→ **Work to be completed**
Pick out all lines of the entries that include the word "kind" and copy them.

[Data entries]

###

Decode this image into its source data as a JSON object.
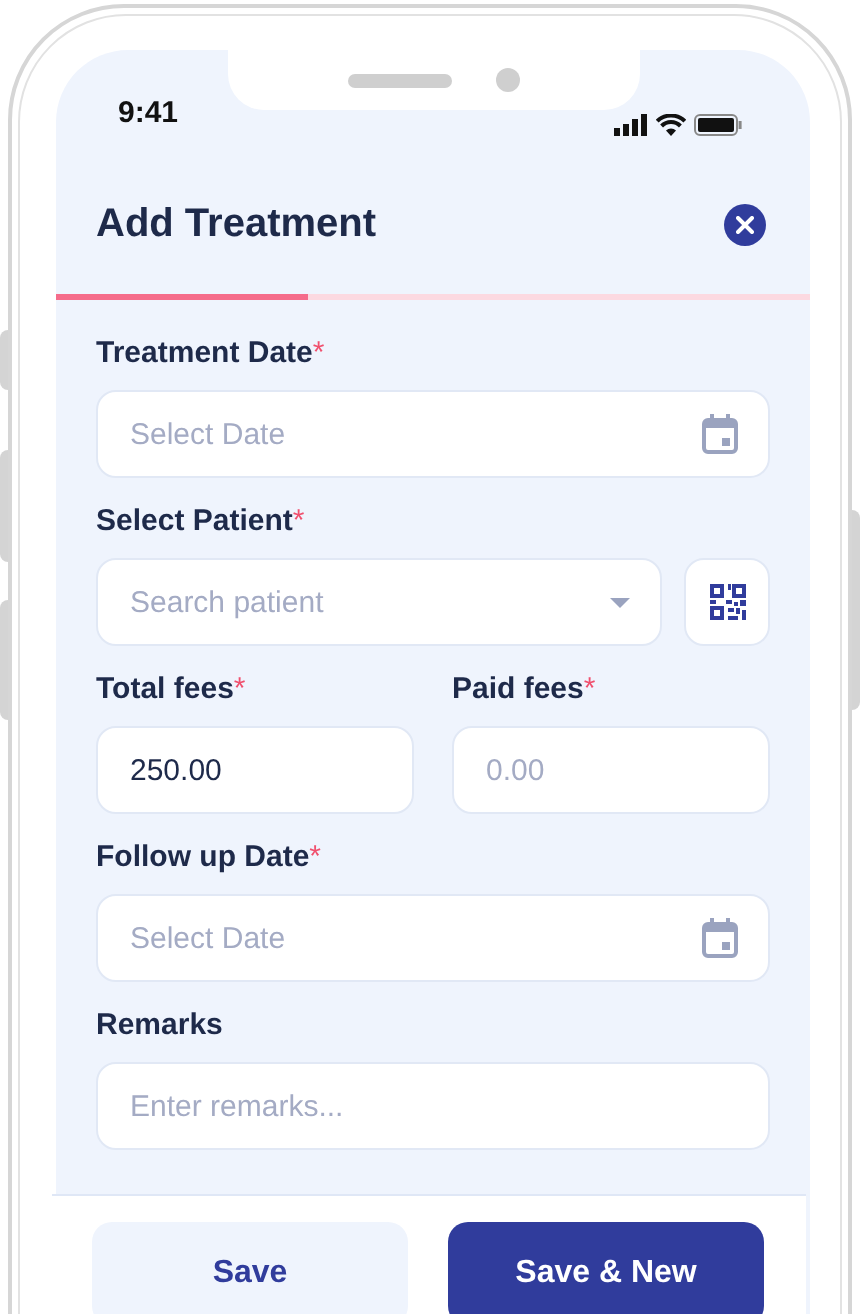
{
  "status_bar": {
    "time": "9:41"
  },
  "header": {
    "title": "Add Treatment"
  },
  "progress": {
    "level": 0.335
  },
  "fields": [
    {
      "kind": "date",
      "label": "Treatment Date",
      "mark": "*",
      "placeholder": "Select Date"
    },
    {
      "kind": "patient",
      "label": "Select Patient",
      "mark": "*",
      "placeholder": "Search patient"
    },
    {
      "kind": "pair",
      "items": [
        {
          "label": "Total fees",
          "mark": "*",
          "value": "250.00"
        },
        {
          "label": "Paid fees",
          "mark": "*",
          "placeholder": "0.00"
        }
      ]
    },
    {
      "kind": "date",
      "label": "Follow up Date",
      "mark": "*",
      "placeholder": "Select Date"
    },
    {
      "kind": "text",
      "label": "Remarks",
      "placeholder": "Enter remarks..."
    }
  ],
  "buttons": [
    {
      "label": "Save",
      "primary": false
    },
    {
      "label": "Save & New",
      "primary": true
    }
  ]
}
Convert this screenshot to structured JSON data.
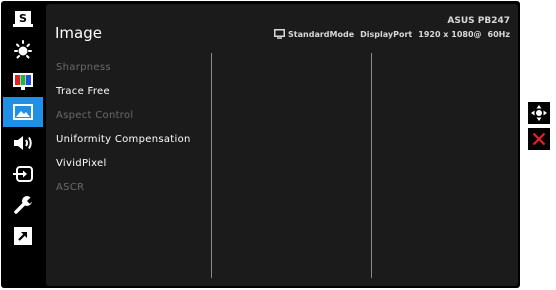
{
  "header": {
    "title": "Image",
    "model": "ASUS PB247",
    "mode": "StandardMode",
    "input": "DisplayPort",
    "resolution": "1920 x 1080@",
    "refresh": "60Hz"
  },
  "sidebar": {
    "items": [
      {
        "icon": "splendid-icon",
        "label": "S",
        "selected": false
      },
      {
        "icon": "brightness-icon",
        "selected": false
      },
      {
        "icon": "color-icon",
        "selected": false
      },
      {
        "icon": "image-icon",
        "selected": true
      },
      {
        "icon": "sound-icon",
        "selected": false
      },
      {
        "icon": "input-select-icon",
        "selected": false
      },
      {
        "icon": "system-setup-icon",
        "selected": false
      },
      {
        "icon": "shortcut-icon",
        "selected": false
      }
    ]
  },
  "menu": {
    "items": [
      {
        "label": "Sharpness",
        "enabled": false
      },
      {
        "label": "Trace Free",
        "enabled": true
      },
      {
        "label": "Aspect Control",
        "enabled": false
      },
      {
        "label": "Uniformity Compensation",
        "enabled": true
      },
      {
        "label": "VividPixel",
        "enabled": true
      },
      {
        "label": "ASCR",
        "enabled": false
      }
    ]
  },
  "controls": {
    "items": [
      {
        "icon": "navigate-icon"
      },
      {
        "icon": "close-icon",
        "color": "#e8202a"
      }
    ]
  },
  "colors": {
    "selected": "#1e90e6",
    "panel": "#1b1b1b",
    "text": "#ffffff",
    "disabled_text": "#6a6a6a"
  }
}
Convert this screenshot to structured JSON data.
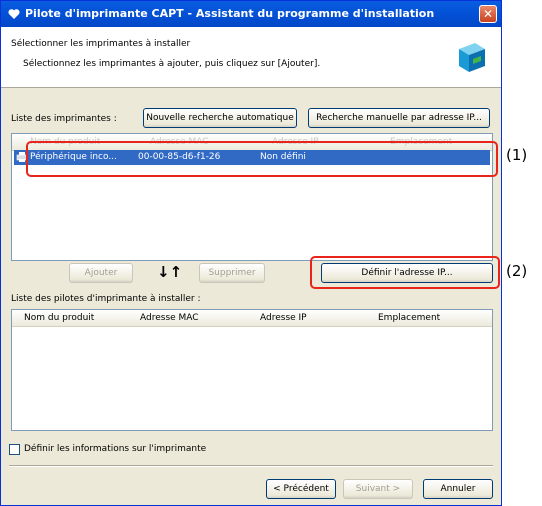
{
  "window": {
    "title": "Pilote d'imprimante CAPT - Assistant du programme d'installation"
  },
  "header": {
    "title": "Sélectionner les imprimantes à installer",
    "subtitle": "Sélectionnez les imprimantes à ajouter, puis cliquez sur [Ajouter]."
  },
  "printer_list": {
    "label": "Liste des imprimantes :",
    "auto_search_button": "Nouvelle recherche automatique",
    "manual_search_button": "Recherche manuelle par adresse IP...",
    "columns": [
      "Nom du produit",
      "Adresse MAC",
      "Adresse IP",
      "Emplacement"
    ],
    "rows": [
      {
        "name": "Périphérique inco...",
        "mac": "00-00-85-d6-f1-26",
        "ip": "Non défini",
        "location": ""
      }
    ]
  },
  "buttons": {
    "add": "Ajouter",
    "remove": "Supprimer",
    "set_ip": "Définir l'adresse IP...",
    "back": "< Précédent",
    "next": "Suivant >",
    "cancel": "Annuler"
  },
  "install_list": {
    "label": "Liste des pilotes d'imprimante à installer :",
    "columns": [
      "Nom du produit",
      "Adresse MAC",
      "Adresse IP",
      "Emplacement"
    ]
  },
  "checkbox": {
    "label": "Définir les informations sur l'imprimante",
    "checked": false
  },
  "callouts": {
    "one": "(1)",
    "two": "(2)"
  }
}
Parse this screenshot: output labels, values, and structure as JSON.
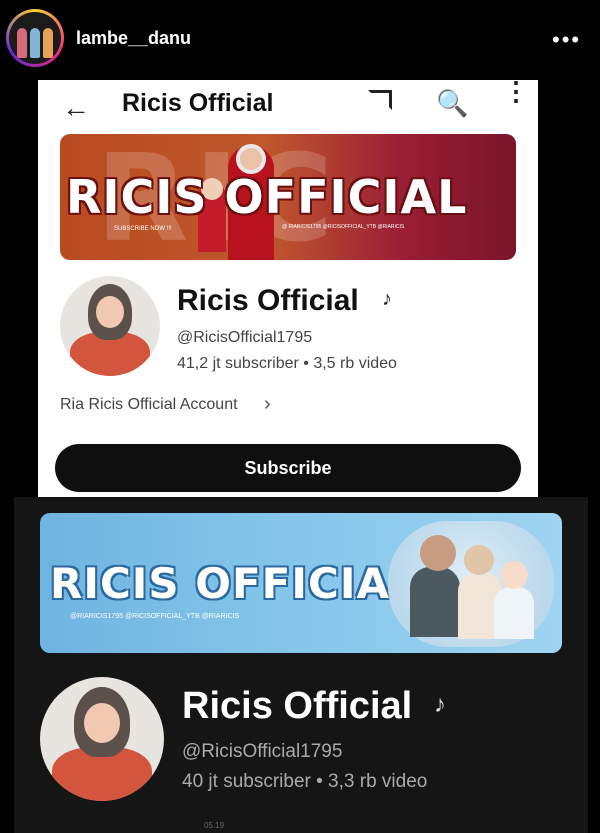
{
  "post": {
    "username": "lambe__danu",
    "more_icon": "more-horizontal-icon"
  },
  "light": {
    "app_title": "Ricis Official",
    "banner_text": "RICIS OFFICIAL",
    "banner_watermark": "RIC",
    "banner_subscribe": "SUBSCRIBE NOW !!!",
    "banner_socials": "@ RIARICIS1795   @RICISOFFICIAL_YTB   @RIARICIS",
    "channel_name": "Ricis Official",
    "handle": "@RicisOfficial1795",
    "stats": "41,2 jt subscriber • 3,5 rb video",
    "description": "Ria Ricis Official Account",
    "subscribe_label": "Subscribe",
    "colors": {
      "banner": "#b84a1f",
      "button": "#0f0f0f"
    }
  },
  "dark": {
    "banner_text": "RICIS OFFICIAL",
    "banner_socials": "@RIARICIS1795   @RICISOFFICIAL_YTB   @RIARICIS",
    "channel_name": "Ricis Official",
    "handle": "@RicisOfficial1795",
    "stats": "40 jt subscriber • 3,3 rb video",
    "timestamp": "05.19",
    "colors": {
      "banner": "#86c6ea",
      "background": "#151515"
    }
  }
}
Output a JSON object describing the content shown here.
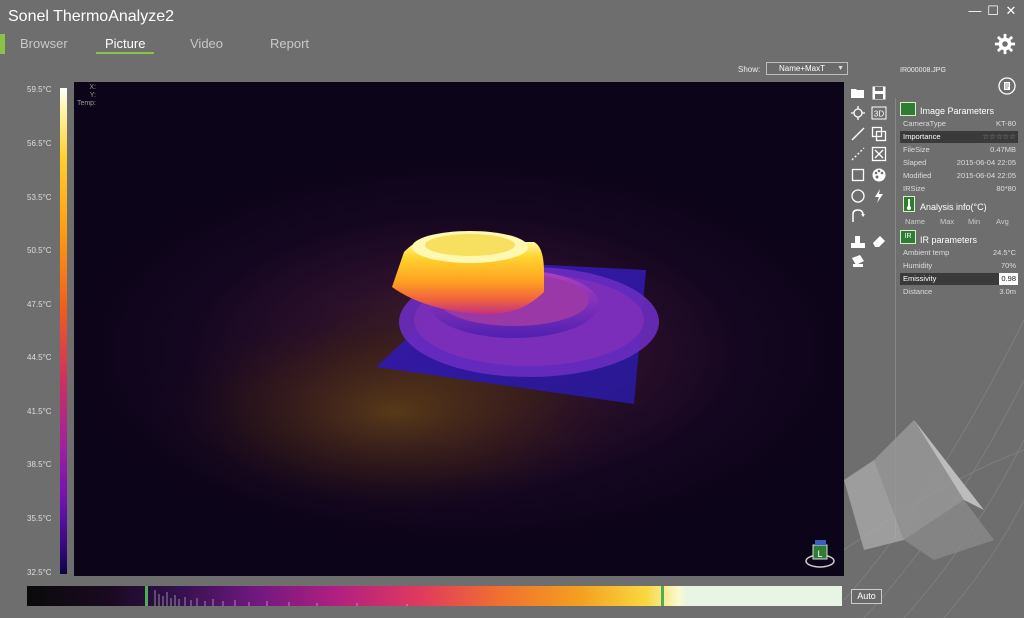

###

→ **Response for this exercise**
      "kind": "date",
      "kind": "patient",
      "kind": "pair",
      "kind": "date",
      "kind": "text",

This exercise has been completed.